■ TASK PROMPT
Copy each line from the entries that the word "this" appears in.

■ SUPPLIED MATERIAL
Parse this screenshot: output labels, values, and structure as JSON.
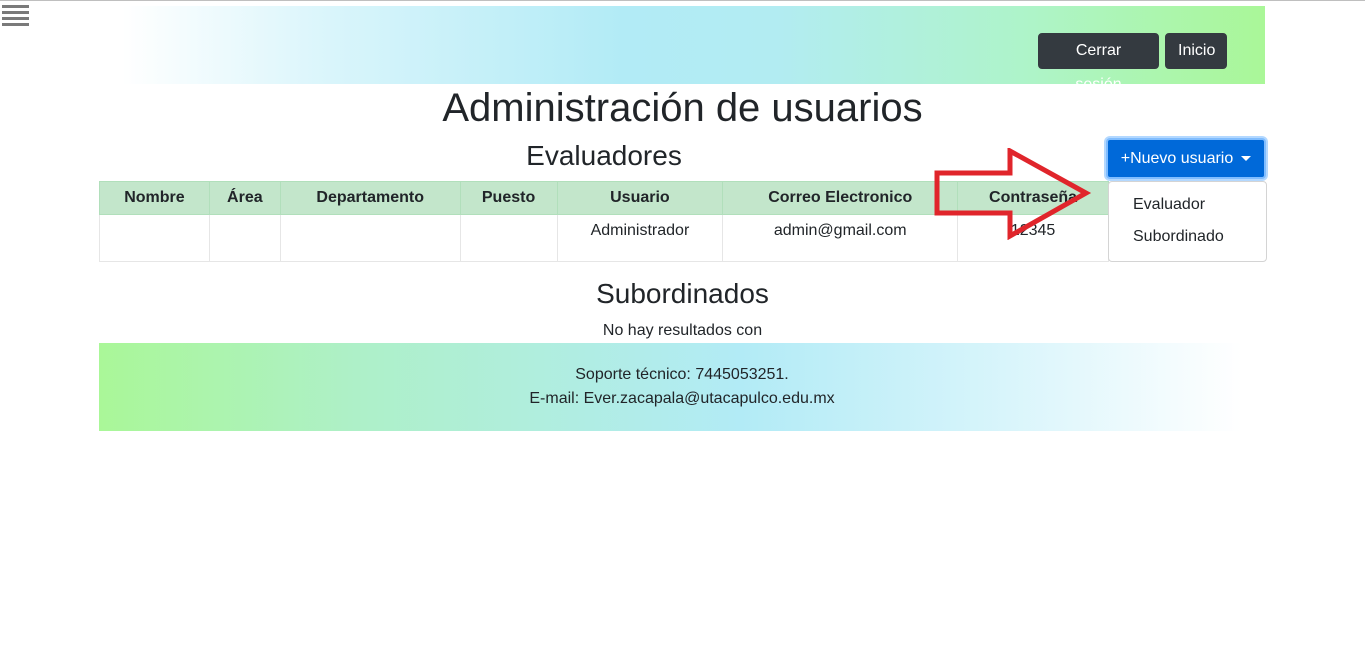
{
  "header": {
    "logout_label": "Cerrar sesión",
    "home_label": "Inicio"
  },
  "page_title": "Administración de usuarios",
  "evaluators": {
    "title": "Evaluadores",
    "columns": [
      "Nombre",
      "Área",
      "Departamento",
      "Puesto",
      "Usuario",
      "Correo Electronico",
      "Contraseña"
    ],
    "rows": [
      [
        "",
        "",
        "",
        "",
        "Administrador",
        "admin@gmail.com",
        "12345"
      ]
    ]
  },
  "new_user": {
    "label": "+Nuevo usuario",
    "options": [
      "Evaluador",
      "Subordinado"
    ]
  },
  "subordinates": {
    "title": "Subordinados",
    "empty_text": "No hay resultados con"
  },
  "footer": {
    "support": "Soporte técnico: 7445053251.",
    "email": "E-mail: Ever.zacapala@utacapulco.edu.mx"
  },
  "colors": {
    "table_header": "#c3e6cb",
    "primary_button": "#0069d9",
    "dark_button": "#343a40",
    "annotation_arrow": "#e0252b"
  },
  "icons": {
    "menu": "hamburger-menu-icon",
    "dropdown": "caret-down-icon",
    "annotation": "red-arrow"
  }
}
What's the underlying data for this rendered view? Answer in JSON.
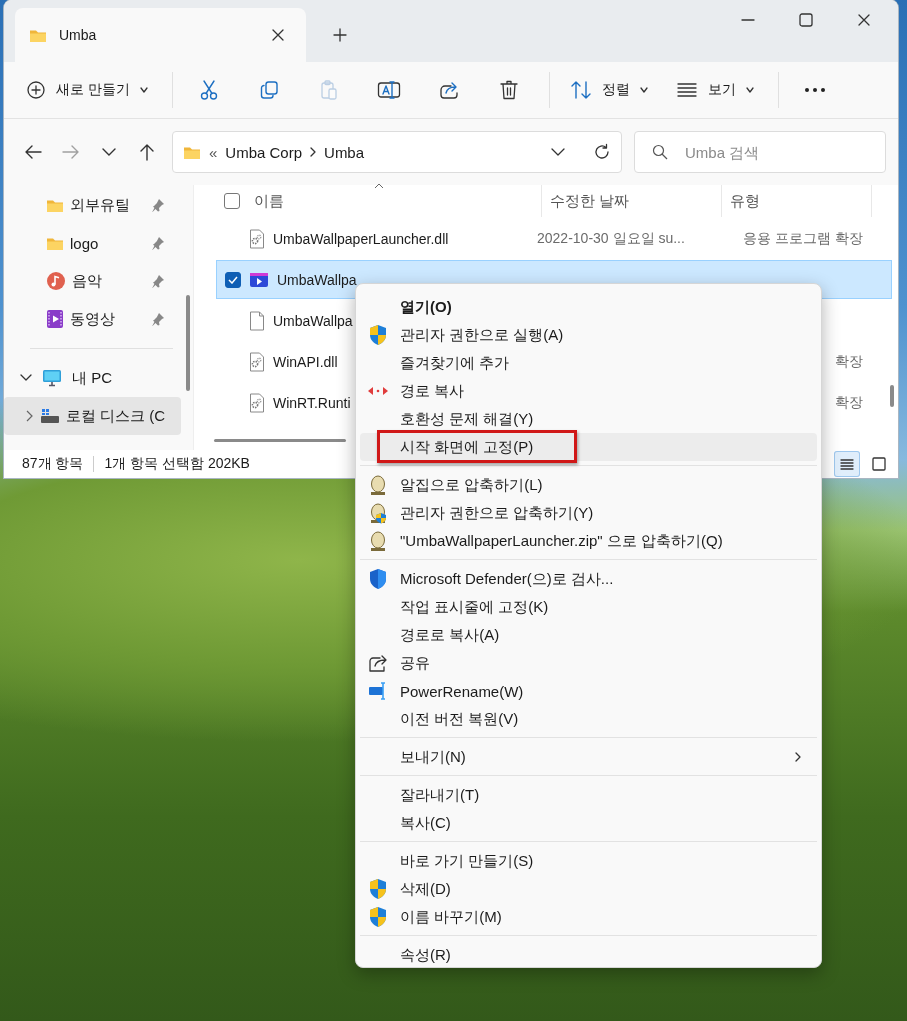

■ SOLUTION TO THE EXERCISE
Parse this screenshot: output labels, values, and structure as JSON.
What's the underlying data for this rendered view? Answer in JSON.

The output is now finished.